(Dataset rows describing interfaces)

#####

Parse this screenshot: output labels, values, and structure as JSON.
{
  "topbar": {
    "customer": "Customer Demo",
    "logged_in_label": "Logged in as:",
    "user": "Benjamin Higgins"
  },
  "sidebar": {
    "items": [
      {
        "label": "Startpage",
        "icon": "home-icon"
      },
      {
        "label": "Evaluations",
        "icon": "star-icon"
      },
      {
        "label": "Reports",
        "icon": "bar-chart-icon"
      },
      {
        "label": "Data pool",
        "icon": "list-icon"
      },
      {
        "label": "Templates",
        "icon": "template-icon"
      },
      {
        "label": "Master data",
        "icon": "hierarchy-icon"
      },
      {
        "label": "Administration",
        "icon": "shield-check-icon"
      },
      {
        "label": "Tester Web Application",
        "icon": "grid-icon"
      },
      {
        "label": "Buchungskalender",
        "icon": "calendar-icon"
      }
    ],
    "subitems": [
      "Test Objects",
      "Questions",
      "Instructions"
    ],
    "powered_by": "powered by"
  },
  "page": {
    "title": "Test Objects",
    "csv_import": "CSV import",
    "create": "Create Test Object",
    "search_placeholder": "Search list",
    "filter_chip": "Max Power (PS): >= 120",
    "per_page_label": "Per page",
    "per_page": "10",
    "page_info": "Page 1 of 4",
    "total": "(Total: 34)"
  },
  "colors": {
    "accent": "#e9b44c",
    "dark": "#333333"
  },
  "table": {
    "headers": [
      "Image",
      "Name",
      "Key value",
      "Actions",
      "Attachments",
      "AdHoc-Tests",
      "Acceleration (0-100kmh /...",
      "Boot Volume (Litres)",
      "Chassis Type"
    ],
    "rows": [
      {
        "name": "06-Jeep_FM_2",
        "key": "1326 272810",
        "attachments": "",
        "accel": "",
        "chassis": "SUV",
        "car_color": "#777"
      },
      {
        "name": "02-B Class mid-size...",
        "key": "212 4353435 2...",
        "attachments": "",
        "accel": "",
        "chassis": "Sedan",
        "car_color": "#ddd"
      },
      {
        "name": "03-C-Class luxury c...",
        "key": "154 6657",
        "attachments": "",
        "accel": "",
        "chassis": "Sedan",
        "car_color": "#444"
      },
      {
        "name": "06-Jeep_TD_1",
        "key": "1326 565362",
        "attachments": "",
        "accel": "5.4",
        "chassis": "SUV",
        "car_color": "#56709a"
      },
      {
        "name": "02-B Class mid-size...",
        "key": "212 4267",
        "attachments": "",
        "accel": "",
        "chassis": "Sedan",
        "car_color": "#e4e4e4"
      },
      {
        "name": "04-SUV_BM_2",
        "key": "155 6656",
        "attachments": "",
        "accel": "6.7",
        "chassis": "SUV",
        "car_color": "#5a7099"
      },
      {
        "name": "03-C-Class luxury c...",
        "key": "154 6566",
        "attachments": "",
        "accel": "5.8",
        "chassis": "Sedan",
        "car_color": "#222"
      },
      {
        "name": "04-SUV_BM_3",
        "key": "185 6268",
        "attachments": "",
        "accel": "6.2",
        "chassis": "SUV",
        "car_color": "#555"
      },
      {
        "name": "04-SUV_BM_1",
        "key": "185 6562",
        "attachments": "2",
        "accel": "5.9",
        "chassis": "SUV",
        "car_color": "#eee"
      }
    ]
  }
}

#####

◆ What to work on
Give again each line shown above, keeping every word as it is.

◆ Finished task
Parse this screenshot: output labels, values, and structure as JSON.
{
  "topbar": {
    "customer": "Customer Demo",
    "logged_in_label": "Logged in as:",
    "user": "Benjamin Higgins"
  },
  "sidebar": {
    "items": [
      {
        "label": "Startpage",
        "icon": "home-icon"
      },
      {
        "label": "Evaluations",
        "icon": "star-icon"
      },
      {
        "label": "Reports",
        "icon": "bar-chart-icon"
      },
      {
        "label": "Data pool",
        "icon": "list-icon"
      },
      {
        "label": "Templates",
        "icon": "template-icon"
      },
      {
        "label": "Master data",
        "icon": "hierarchy-icon"
      },
      {
        "label": "Administration",
        "icon": "shield-check-icon"
      },
      {
        "label": "Tester Web Application",
        "icon": "grid-icon"
      },
      {
        "label": "Buchungskalender",
        "icon": "calendar-icon"
      }
    ],
    "subitems": [
      "Test Objects",
      "Questions",
      "Instructions"
    ],
    "powered_by": "powered by"
  },
  "page": {
    "title": "Test Objects",
    "csv_import": "CSV import",
    "create": "Create Test Object",
    "search_placeholder": "Search list",
    "filter_chip": "Max Power (PS): >= 120",
    "per_page_label": "Per page",
    "per_page": "10",
    "page_info": "Page 1 of 4",
    "total": "(Total: 34)"
  },
  "colors": {
    "accent": "#e9b44c",
    "dark": "#333333"
  },
  "table": {
    "headers": [
      "Image",
      "Name",
      "Key value",
      "Actions",
      "Attachments",
      "AdHoc-Tests",
      "Acceleration (0-100kmh /...",
      "Boot Volume (Litres)",
      "Chassis Type"
    ],
    "rows": [
      {
        "name": "06-Jeep_FM_2",
        "key": "1326 272810",
        "attachments": "",
        "accel": "",
        "chassis": "SUV",
        "car_color": "#777"
      },
      {
        "name": "02-B Class mid-size...",
        "key": "212 4353435 2...",
        "attachments": "",
        "accel": "",
        "chassis": "Sedan",
        "car_color": "#ddd"
      },
      {
        "name": "03-C-Class luxury c...",
        "key": "154 6657",
        "attachments": "",
        "accel": "",
        "chassis": "Sedan",
        "car_color": "#444"
      },
      {
        "name": "06-Jeep_TD_1",
        "key": "1326 565362",
        "attachments": "",
        "accel": "5.4",
        "chassis": "SUV",
        "car_color": "#56709a"
      },
      {
        "name": "02-B Class mid-size...",
        "key": "212 4267",
        "attachments": "",
        "accel": "",
        "chassis": "Sedan",
        "car_color": "#e4e4e4"
      },
      {
        "name": "04-SUV_BM_2",
        "key": "155 6656",
        "attachments": "",
        "accel": "6.7",
        "chassis": "SUV",
        "car_color": "#5a7099"
      },
      {
        "name": "03-C-Class luxury c...",
        "key": "154 6566",
        "attachments": "",
        "accel": "5.8",
        "chassis": "Sedan",
        "car_color": "#222"
      },
      {
        "name": "04-SUV_BM_3",
        "key": "185 6268",
        "attachments": "",
        "accel": "6.2",
        "chassis": "SUV",
        "car_color": "#555"
      },
      {
        "name": "04-SUV_BM_1",
        "key": "185 6562",
        "attachments": "2",
        "accel": "5.9",
        "chassis": "SUV",
        "car_color": "#eee"
      }
    ]
  }
}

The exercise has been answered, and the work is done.